- Opening Delimiter -

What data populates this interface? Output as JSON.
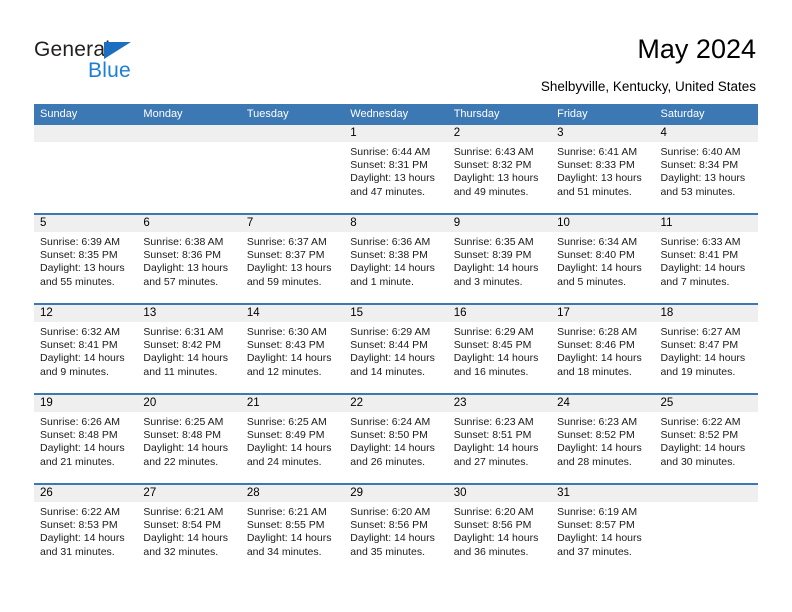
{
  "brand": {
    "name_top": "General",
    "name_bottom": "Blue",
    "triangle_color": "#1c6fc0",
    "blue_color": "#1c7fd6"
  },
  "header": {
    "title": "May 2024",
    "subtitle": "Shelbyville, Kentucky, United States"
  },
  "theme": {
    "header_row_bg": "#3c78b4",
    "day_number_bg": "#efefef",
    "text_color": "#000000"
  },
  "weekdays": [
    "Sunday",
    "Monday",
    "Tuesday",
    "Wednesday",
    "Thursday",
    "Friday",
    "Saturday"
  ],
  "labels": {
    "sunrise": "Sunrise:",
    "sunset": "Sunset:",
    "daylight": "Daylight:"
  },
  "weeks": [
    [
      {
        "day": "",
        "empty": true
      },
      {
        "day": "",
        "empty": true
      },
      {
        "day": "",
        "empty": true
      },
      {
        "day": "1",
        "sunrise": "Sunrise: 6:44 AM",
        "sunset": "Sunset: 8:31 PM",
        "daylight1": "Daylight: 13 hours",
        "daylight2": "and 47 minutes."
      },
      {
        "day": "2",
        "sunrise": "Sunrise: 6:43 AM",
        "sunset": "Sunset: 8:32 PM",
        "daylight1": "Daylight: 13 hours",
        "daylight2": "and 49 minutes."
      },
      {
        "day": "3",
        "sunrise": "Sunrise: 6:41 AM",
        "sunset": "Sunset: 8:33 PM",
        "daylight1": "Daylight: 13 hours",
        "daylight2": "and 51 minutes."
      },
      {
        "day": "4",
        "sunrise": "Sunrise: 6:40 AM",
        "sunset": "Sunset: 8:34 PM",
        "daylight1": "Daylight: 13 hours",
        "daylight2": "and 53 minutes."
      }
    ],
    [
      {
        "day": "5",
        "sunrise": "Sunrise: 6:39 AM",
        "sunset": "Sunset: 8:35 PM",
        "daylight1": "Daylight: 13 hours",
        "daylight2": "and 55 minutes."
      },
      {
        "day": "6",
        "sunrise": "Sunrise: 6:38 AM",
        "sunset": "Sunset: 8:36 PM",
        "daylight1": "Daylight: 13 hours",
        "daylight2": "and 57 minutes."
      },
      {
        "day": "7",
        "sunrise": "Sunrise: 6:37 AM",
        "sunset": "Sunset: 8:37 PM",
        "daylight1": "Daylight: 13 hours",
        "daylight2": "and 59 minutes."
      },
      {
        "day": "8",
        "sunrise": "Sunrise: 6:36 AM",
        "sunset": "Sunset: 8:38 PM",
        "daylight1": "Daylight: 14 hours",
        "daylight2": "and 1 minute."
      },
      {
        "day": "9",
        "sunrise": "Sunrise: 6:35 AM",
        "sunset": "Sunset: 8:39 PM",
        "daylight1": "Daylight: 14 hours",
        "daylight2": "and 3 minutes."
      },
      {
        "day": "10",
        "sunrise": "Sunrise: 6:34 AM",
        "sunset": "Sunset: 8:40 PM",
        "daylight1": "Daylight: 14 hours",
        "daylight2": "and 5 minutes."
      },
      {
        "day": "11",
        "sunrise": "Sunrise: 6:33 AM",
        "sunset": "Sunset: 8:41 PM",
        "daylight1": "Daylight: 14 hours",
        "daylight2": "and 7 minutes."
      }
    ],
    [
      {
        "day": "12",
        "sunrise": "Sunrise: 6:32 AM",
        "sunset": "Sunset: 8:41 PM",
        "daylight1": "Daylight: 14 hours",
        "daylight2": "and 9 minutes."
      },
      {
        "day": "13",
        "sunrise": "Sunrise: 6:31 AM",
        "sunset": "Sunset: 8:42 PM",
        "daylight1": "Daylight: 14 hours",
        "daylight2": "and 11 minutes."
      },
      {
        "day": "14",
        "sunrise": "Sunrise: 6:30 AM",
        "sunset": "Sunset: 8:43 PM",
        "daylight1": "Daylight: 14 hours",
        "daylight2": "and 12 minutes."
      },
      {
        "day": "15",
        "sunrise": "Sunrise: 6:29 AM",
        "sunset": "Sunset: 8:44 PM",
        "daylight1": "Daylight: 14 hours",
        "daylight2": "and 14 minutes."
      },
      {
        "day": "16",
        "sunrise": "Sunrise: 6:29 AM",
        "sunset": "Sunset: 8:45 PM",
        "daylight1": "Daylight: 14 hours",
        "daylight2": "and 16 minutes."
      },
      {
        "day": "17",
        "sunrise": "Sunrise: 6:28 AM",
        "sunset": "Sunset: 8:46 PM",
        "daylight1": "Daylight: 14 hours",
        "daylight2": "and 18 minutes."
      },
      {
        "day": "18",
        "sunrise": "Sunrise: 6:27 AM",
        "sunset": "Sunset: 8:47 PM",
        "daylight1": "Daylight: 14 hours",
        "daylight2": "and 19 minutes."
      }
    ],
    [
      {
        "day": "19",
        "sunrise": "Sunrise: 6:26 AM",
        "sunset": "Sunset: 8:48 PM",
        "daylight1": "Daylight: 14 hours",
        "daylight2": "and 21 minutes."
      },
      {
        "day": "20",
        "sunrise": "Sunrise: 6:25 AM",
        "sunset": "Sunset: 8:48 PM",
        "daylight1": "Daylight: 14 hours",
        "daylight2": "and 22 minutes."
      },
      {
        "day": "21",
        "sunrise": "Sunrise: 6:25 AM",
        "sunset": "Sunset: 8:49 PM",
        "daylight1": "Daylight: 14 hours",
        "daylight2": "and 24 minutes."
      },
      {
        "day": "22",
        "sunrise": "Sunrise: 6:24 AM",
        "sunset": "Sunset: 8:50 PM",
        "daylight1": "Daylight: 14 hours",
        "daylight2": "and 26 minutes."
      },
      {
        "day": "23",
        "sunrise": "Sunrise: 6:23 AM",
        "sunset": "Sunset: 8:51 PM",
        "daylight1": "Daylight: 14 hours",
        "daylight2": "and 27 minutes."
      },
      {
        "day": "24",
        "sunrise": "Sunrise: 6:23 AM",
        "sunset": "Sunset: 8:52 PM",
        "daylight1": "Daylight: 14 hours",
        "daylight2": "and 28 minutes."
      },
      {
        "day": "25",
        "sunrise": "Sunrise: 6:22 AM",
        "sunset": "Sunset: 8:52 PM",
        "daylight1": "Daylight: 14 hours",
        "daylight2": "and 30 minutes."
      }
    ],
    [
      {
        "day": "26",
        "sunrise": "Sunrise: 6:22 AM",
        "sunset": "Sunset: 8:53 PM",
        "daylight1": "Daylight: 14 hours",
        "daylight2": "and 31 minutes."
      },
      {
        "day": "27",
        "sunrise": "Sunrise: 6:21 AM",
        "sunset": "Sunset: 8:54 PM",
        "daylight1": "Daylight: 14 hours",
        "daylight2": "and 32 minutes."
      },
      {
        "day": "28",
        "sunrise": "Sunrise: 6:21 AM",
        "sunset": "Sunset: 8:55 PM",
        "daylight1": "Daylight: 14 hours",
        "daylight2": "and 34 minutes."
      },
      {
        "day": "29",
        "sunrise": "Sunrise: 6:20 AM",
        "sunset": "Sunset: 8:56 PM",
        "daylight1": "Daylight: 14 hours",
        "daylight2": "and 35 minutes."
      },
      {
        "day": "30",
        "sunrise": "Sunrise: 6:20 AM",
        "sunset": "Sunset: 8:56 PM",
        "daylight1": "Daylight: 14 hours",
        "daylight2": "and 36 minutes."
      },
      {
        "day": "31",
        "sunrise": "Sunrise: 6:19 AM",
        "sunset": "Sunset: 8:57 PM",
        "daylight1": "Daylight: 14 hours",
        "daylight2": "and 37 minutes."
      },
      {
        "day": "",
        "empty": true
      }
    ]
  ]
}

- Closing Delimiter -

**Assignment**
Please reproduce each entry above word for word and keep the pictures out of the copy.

**Task result**
What data populates this interface? Output as JSON.
{
  "brand": {
    "name_top": "General",
    "name_bottom": "Blue",
    "triangle_color": "#1c6fc0",
    "blue_color": "#1c7fd6"
  },
  "header": {
    "title": "May 2024",
    "subtitle": "Shelbyville, Kentucky, United States"
  },
  "theme": {
    "header_row_bg": "#3c78b4",
    "day_number_bg": "#efefef",
    "text_color": "#000000"
  },
  "weekdays": [
    "Sunday",
    "Monday",
    "Tuesday",
    "Wednesday",
    "Thursday",
    "Friday",
    "Saturday"
  ],
  "labels": {
    "sunrise": "Sunrise:",
    "sunset": "Sunset:",
    "daylight": "Daylight:"
  },
  "weeks": [
    [
      {
        "day": "",
        "empty": true
      },
      {
        "day": "",
        "empty": true
      },
      {
        "day": "",
        "empty": true
      },
      {
        "day": "1",
        "sunrise": "Sunrise: 6:44 AM",
        "sunset": "Sunset: 8:31 PM",
        "daylight1": "Daylight: 13 hours",
        "daylight2": "and 47 minutes."
      },
      {
        "day": "2",
        "sunrise": "Sunrise: 6:43 AM",
        "sunset": "Sunset: 8:32 PM",
        "daylight1": "Daylight: 13 hours",
        "daylight2": "and 49 minutes."
      },
      {
        "day": "3",
        "sunrise": "Sunrise: 6:41 AM",
        "sunset": "Sunset: 8:33 PM",
        "daylight1": "Daylight: 13 hours",
        "daylight2": "and 51 minutes."
      },
      {
        "day": "4",
        "sunrise": "Sunrise: 6:40 AM",
        "sunset": "Sunset: 8:34 PM",
        "daylight1": "Daylight: 13 hours",
        "daylight2": "and 53 minutes."
      }
    ],
    [
      {
        "day": "5",
        "sunrise": "Sunrise: 6:39 AM",
        "sunset": "Sunset: 8:35 PM",
        "daylight1": "Daylight: 13 hours",
        "daylight2": "and 55 minutes."
      },
      {
        "day": "6",
        "sunrise": "Sunrise: 6:38 AM",
        "sunset": "Sunset: 8:36 PM",
        "daylight1": "Daylight: 13 hours",
        "daylight2": "and 57 minutes."
      },
      {
        "day": "7",
        "sunrise": "Sunrise: 6:37 AM",
        "sunset": "Sunset: 8:37 PM",
        "daylight1": "Daylight: 13 hours",
        "daylight2": "and 59 minutes."
      },
      {
        "day": "8",
        "sunrise": "Sunrise: 6:36 AM",
        "sunset": "Sunset: 8:38 PM",
        "daylight1": "Daylight: 14 hours",
        "daylight2": "and 1 minute."
      },
      {
        "day": "9",
        "sunrise": "Sunrise: 6:35 AM",
        "sunset": "Sunset: 8:39 PM",
        "daylight1": "Daylight: 14 hours",
        "daylight2": "and 3 minutes."
      },
      {
        "day": "10",
        "sunrise": "Sunrise: 6:34 AM",
        "sunset": "Sunset: 8:40 PM",
        "daylight1": "Daylight: 14 hours",
        "daylight2": "and 5 minutes."
      },
      {
        "day": "11",
        "sunrise": "Sunrise: 6:33 AM",
        "sunset": "Sunset: 8:41 PM",
        "daylight1": "Daylight: 14 hours",
        "daylight2": "and 7 minutes."
      }
    ],
    [
      {
        "day": "12",
        "sunrise": "Sunrise: 6:32 AM",
        "sunset": "Sunset: 8:41 PM",
        "daylight1": "Daylight: 14 hours",
        "daylight2": "and 9 minutes."
      },
      {
        "day": "13",
        "sunrise": "Sunrise: 6:31 AM",
        "sunset": "Sunset: 8:42 PM",
        "daylight1": "Daylight: 14 hours",
        "daylight2": "and 11 minutes."
      },
      {
        "day": "14",
        "sunrise": "Sunrise: 6:30 AM",
        "sunset": "Sunset: 8:43 PM",
        "daylight1": "Daylight: 14 hours",
        "daylight2": "and 12 minutes."
      },
      {
        "day": "15",
        "sunrise": "Sunrise: 6:29 AM",
        "sunset": "Sunset: 8:44 PM",
        "daylight1": "Daylight: 14 hours",
        "daylight2": "and 14 minutes."
      },
      {
        "day": "16",
        "sunrise": "Sunrise: 6:29 AM",
        "sunset": "Sunset: 8:45 PM",
        "daylight1": "Daylight: 14 hours",
        "daylight2": "and 16 minutes."
      },
      {
        "day": "17",
        "sunrise": "Sunrise: 6:28 AM",
        "sunset": "Sunset: 8:46 PM",
        "daylight1": "Daylight: 14 hours",
        "daylight2": "and 18 minutes."
      },
      {
        "day": "18",
        "sunrise": "Sunrise: 6:27 AM",
        "sunset": "Sunset: 8:47 PM",
        "daylight1": "Daylight: 14 hours",
        "daylight2": "and 19 minutes."
      }
    ],
    [
      {
        "day": "19",
        "sunrise": "Sunrise: 6:26 AM",
        "sunset": "Sunset: 8:48 PM",
        "daylight1": "Daylight: 14 hours",
        "daylight2": "and 21 minutes."
      },
      {
        "day": "20",
        "sunrise": "Sunrise: 6:25 AM",
        "sunset": "Sunset: 8:48 PM",
        "daylight1": "Daylight: 14 hours",
        "daylight2": "and 22 minutes."
      },
      {
        "day": "21",
        "sunrise": "Sunrise: 6:25 AM",
        "sunset": "Sunset: 8:49 PM",
        "daylight1": "Daylight: 14 hours",
        "daylight2": "and 24 minutes."
      },
      {
        "day": "22",
        "sunrise": "Sunrise: 6:24 AM",
        "sunset": "Sunset: 8:50 PM",
        "daylight1": "Daylight: 14 hours",
        "daylight2": "and 26 minutes."
      },
      {
        "day": "23",
        "sunrise": "Sunrise: 6:23 AM",
        "sunset": "Sunset: 8:51 PM",
        "daylight1": "Daylight: 14 hours",
        "daylight2": "and 27 minutes."
      },
      {
        "day": "24",
        "sunrise": "Sunrise: 6:23 AM",
        "sunset": "Sunset: 8:52 PM",
        "daylight1": "Daylight: 14 hours",
        "daylight2": "and 28 minutes."
      },
      {
        "day": "25",
        "sunrise": "Sunrise: 6:22 AM",
        "sunset": "Sunset: 8:52 PM",
        "daylight1": "Daylight: 14 hours",
        "daylight2": "and 30 minutes."
      }
    ],
    [
      {
        "day": "26",
        "sunrise": "Sunrise: 6:22 AM",
        "sunset": "Sunset: 8:53 PM",
        "daylight1": "Daylight: 14 hours",
        "daylight2": "and 31 minutes."
      },
      {
        "day": "27",
        "sunrise": "Sunrise: 6:21 AM",
        "sunset": "Sunset: 8:54 PM",
        "daylight1": "Daylight: 14 hours",
        "daylight2": "and 32 minutes."
      },
      {
        "day": "28",
        "sunrise": "Sunrise: 6:21 AM",
        "sunset": "Sunset: 8:55 PM",
        "daylight1": "Daylight: 14 hours",
        "daylight2": "and 34 minutes."
      },
      {
        "day": "29",
        "sunrise": "Sunrise: 6:20 AM",
        "sunset": "Sunset: 8:56 PM",
        "daylight1": "Daylight: 14 hours",
        "daylight2": "and 35 minutes."
      },
      {
        "day": "30",
        "sunrise": "Sunrise: 6:20 AM",
        "sunset": "Sunset: 8:56 PM",
        "daylight1": "Daylight: 14 hours",
        "daylight2": "and 36 minutes."
      },
      {
        "day": "31",
        "sunrise": "Sunrise: 6:19 AM",
        "sunset": "Sunset: 8:57 PM",
        "daylight1": "Daylight: 14 hours",
        "daylight2": "and 37 minutes."
      },
      {
        "day": "",
        "empty": true
      }
    ]
  ]
}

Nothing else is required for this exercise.